Recreational Marijuana – For recreational purposes, there are 10 states that have legalized marijuana. In all these states (excluding Maine), there are no employment protections in place for recreational users. However, in Maine, the protections afforded to a recreational marijuana user are the same as for a medical marijuana user, in that most employers cannot adversely affect a non-safety sensitive worker’s ability to use recreational marijuana off-duty and off-premises.
Medical Marijuana – Utah’s medical marijuana law passed in 2018 became effective in March of this year. An amendment to the law clarifies that private employers are not required to accommodate the use of medical marijuana, permits drug screening for marijuana, and allows employers to implement zero-tolerance policies against marijuana use at the workplace or while on the job. Like many other recently passed marijuana measures, Utah’s law provides for the expungement of certain marijuana-related convictions.
To find out more about these topics by watching my on-demand 2020 webinars, 2020 Q3 Compliance Update: Pandemic Progress and 2020 Q2 Quarterly Compliance. Additionally, look for new compliance updates in 2021.
Release Date: December 21, 2020

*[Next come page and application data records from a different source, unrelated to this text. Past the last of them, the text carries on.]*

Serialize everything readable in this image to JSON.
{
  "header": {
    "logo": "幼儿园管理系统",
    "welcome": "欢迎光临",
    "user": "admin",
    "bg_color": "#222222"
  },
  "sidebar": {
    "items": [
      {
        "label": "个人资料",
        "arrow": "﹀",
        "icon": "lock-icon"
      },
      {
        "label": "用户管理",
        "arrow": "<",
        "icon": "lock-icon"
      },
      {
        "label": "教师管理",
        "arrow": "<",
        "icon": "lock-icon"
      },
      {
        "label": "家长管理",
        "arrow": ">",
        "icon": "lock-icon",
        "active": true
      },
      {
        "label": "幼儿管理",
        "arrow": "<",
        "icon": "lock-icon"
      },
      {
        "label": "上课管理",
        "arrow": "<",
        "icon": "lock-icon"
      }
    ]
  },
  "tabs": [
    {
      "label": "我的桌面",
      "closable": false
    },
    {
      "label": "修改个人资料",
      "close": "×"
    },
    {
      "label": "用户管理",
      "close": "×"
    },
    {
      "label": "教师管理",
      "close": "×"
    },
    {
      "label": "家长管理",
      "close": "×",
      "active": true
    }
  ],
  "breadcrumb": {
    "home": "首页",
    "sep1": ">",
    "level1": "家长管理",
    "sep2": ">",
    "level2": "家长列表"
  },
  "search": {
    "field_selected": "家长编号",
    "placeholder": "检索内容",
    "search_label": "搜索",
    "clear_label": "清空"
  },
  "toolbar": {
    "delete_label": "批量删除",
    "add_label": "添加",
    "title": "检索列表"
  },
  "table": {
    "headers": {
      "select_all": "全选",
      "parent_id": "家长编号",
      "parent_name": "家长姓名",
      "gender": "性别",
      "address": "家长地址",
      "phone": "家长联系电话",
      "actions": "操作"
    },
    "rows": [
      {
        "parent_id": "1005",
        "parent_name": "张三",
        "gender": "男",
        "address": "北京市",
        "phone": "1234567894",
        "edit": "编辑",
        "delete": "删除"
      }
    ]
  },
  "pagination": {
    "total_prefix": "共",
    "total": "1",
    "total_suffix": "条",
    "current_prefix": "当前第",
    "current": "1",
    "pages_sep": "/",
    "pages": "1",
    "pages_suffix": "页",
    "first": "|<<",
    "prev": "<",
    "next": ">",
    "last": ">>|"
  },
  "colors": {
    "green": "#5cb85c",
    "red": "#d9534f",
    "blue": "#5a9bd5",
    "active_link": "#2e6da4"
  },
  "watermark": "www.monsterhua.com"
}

Alonzo Martinez is Associate General Counsel at HireRight. Mr. Martinez is responsible for monitoring and advising on key legislative and regulatory developments globally affecting HireRight’s service delivery. His work is focused on ensuring HireRight’s performance as a consumer reporting agency and data processor complies with relevant legal, regulatory, and data furnisher requirements. Mr. Martinez obtained his Juris Doctorate from the University of Colorado, and is licensed by the Supreme Court of the State of Colorado. He is a member of the Colorado Bar Association Employment Law Division, the Association of Corporate Counsel, and the Professional Background Screening Association.